FMD seems to be most commonly found in the renal (kidney) arteries and in the corotids. There are a few different types of FMD but the most common creates the appearance of a string of beads on angiography. The middle layer of the artery is abnormal and makes the artery wall bumpy and it creates webs within the artery. Blood then has a hard time getting through. It can lead to blockages, clots, anneuryms and dissections.
It’s not very common at all in the coronary arteries. I know of a few other people, and am actually in a study with a doctor in Canada who is researching FMD of the coronary arteries. My coronary arteries are not bead-like; they are skinny, really bendy and branch off in odd ways. But I have beading in several other arteries in my body — the corotids, renal, and several other places. It was diagnosed at Mayo by doing a CT of my body.

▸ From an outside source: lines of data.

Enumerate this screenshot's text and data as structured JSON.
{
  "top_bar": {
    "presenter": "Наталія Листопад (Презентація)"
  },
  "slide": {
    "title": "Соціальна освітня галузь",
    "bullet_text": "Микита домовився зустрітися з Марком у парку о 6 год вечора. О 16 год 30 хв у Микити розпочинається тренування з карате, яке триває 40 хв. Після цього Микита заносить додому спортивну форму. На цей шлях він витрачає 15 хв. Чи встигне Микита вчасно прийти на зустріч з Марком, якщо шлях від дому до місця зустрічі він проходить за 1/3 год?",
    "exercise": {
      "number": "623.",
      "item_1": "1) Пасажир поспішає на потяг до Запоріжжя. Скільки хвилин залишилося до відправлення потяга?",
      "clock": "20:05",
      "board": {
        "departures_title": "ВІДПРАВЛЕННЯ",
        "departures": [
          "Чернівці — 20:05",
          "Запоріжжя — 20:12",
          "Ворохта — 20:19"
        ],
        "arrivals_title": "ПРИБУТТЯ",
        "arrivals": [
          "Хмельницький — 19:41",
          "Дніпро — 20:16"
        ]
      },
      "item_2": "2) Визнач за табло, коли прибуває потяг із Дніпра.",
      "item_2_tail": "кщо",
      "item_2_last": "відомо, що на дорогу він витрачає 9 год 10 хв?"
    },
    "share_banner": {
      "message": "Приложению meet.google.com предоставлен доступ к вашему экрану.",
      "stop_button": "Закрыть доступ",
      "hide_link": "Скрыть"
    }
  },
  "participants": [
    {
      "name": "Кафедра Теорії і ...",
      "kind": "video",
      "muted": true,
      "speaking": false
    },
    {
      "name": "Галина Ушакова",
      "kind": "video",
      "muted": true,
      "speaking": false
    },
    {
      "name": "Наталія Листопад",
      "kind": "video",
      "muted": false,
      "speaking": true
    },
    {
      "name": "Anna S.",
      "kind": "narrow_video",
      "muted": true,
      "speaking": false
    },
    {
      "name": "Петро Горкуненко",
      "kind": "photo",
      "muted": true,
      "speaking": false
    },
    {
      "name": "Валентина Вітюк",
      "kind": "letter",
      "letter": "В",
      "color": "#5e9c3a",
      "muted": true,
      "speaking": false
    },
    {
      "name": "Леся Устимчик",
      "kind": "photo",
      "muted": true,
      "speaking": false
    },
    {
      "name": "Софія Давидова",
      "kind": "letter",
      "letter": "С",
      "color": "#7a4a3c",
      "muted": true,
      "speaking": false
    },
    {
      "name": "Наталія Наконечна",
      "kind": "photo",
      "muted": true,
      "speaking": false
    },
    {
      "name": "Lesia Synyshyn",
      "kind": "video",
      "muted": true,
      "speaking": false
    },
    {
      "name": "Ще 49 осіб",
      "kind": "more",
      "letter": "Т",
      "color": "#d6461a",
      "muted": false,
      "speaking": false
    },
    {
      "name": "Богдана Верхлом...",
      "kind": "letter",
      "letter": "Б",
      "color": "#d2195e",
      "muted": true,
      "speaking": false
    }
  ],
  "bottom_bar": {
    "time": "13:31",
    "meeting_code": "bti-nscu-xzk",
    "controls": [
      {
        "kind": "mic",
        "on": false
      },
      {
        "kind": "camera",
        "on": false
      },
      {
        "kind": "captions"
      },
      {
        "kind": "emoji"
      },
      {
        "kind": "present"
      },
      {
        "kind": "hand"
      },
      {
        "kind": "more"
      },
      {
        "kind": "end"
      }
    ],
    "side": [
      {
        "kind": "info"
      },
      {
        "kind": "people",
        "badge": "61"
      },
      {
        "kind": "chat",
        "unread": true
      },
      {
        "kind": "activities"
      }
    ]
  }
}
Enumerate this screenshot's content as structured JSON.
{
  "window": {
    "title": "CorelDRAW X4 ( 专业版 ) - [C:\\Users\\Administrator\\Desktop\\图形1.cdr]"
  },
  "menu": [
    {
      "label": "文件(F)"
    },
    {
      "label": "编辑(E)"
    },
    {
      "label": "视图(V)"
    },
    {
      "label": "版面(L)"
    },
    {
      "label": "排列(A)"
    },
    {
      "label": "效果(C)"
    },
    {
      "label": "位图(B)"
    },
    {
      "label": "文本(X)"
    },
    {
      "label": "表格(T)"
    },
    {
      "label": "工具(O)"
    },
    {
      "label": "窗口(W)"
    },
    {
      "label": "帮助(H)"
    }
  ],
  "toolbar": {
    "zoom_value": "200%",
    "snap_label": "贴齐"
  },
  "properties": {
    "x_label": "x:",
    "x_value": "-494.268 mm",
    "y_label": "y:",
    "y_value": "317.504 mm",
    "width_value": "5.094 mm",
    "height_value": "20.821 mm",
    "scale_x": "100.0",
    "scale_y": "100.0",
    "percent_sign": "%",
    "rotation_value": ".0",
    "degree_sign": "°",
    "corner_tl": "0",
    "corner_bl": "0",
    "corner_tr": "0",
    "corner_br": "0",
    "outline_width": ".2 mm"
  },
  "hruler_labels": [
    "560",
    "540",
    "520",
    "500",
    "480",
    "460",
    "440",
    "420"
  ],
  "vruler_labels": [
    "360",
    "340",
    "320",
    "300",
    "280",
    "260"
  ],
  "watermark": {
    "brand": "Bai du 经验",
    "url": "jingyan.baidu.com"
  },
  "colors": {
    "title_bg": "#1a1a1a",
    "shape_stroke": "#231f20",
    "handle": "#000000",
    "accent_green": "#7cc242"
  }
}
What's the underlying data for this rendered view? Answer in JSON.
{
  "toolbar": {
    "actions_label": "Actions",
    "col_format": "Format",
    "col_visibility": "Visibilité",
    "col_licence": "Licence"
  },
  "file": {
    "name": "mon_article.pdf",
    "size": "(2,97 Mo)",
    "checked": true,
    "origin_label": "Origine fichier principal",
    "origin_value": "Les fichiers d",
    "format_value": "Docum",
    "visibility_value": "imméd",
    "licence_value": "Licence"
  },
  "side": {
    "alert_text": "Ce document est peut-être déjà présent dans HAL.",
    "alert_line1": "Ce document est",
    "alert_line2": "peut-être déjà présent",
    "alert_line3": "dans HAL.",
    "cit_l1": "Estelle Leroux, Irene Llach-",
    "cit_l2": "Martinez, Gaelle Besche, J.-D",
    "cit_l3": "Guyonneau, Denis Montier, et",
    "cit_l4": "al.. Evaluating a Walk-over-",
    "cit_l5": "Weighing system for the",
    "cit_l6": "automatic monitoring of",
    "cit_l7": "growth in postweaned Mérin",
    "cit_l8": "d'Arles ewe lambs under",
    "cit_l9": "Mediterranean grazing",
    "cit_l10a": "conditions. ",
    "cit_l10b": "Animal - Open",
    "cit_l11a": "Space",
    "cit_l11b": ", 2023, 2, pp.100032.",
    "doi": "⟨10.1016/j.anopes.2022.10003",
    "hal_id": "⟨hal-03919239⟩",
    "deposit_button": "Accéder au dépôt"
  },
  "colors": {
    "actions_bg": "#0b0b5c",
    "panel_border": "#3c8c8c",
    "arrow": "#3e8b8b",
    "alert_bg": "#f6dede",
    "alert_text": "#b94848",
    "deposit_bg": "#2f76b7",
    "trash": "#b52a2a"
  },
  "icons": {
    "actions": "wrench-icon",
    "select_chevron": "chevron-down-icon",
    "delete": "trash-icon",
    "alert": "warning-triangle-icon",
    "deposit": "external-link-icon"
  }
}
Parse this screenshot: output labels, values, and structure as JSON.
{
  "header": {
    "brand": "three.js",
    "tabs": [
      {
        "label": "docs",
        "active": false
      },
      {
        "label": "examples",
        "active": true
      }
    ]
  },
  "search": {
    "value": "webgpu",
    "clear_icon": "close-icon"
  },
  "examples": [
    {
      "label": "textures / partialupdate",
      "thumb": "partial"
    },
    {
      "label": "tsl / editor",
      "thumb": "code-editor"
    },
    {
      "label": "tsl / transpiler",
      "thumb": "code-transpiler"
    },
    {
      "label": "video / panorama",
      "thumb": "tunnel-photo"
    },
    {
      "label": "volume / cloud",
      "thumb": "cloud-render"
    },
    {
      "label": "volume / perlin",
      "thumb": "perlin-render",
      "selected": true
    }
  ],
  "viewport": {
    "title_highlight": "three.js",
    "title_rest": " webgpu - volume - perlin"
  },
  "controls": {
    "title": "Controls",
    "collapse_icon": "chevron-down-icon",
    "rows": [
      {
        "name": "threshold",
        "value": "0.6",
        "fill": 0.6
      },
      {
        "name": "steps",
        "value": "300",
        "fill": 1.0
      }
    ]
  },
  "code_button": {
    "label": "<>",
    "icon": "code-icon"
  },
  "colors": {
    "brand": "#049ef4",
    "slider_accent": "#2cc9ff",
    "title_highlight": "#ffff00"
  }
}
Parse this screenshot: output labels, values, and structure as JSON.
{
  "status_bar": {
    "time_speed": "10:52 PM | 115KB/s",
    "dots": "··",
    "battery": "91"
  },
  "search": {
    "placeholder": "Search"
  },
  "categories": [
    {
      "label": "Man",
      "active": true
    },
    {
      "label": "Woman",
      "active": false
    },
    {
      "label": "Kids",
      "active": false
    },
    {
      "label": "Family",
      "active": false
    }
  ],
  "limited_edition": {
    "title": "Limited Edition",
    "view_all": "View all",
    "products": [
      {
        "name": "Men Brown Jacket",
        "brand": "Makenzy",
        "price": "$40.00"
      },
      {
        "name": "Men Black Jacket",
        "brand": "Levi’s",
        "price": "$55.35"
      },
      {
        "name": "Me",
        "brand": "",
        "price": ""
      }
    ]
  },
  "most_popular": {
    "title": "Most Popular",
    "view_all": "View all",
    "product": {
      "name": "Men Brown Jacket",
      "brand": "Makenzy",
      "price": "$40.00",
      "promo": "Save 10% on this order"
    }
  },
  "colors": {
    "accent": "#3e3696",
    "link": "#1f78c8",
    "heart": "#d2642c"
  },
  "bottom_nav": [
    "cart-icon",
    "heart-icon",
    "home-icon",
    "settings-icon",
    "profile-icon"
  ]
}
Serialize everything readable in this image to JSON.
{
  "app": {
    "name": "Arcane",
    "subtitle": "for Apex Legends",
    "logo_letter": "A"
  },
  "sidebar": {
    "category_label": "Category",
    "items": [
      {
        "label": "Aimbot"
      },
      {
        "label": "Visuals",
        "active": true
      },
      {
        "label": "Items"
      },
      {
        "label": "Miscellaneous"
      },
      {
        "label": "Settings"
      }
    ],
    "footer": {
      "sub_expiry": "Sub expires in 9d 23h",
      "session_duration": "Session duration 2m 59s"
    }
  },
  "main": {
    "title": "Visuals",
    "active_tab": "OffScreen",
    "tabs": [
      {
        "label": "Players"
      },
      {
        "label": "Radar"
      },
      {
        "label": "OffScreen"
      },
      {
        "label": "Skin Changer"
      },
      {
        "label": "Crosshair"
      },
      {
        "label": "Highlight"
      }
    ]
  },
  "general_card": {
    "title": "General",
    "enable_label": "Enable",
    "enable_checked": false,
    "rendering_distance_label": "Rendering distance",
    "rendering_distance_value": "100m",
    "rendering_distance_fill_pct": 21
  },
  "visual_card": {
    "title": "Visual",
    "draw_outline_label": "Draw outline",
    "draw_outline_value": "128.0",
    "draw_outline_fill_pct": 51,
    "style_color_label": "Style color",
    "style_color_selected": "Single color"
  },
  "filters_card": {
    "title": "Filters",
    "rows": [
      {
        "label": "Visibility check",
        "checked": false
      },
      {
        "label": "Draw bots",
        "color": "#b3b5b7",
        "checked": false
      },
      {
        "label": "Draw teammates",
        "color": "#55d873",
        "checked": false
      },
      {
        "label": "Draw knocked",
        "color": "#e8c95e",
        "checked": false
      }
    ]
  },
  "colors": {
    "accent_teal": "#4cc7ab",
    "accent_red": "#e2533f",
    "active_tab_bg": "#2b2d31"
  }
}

Because there’s so little out there known about FMD, I worked with a woman I met thru an online support group to start a Midwest women’s support group. You can check out our website if you like: http://www.mwva.org
I so wanted to help create support and information for FMD and/or SCAD because nothing was out there about either condition. I was so frustrated. So, it’s great to see both subjects getting more and more attention. And it’s due to the internet connections we’ve made! I “met” you and Laura on WomenHeart around the same time as met the other woman, Kari, with FMD.
I can email you some articles if you’re interested in more about FMD. I strongly encourage you to be tested. It can start with your general MD or cardio listening to the corotid arteries, and listening to the abdominal arteries. If the blood sounds swooshy, or sounds turbulent, there is cause to look further. Ultrasounds are a great test as well.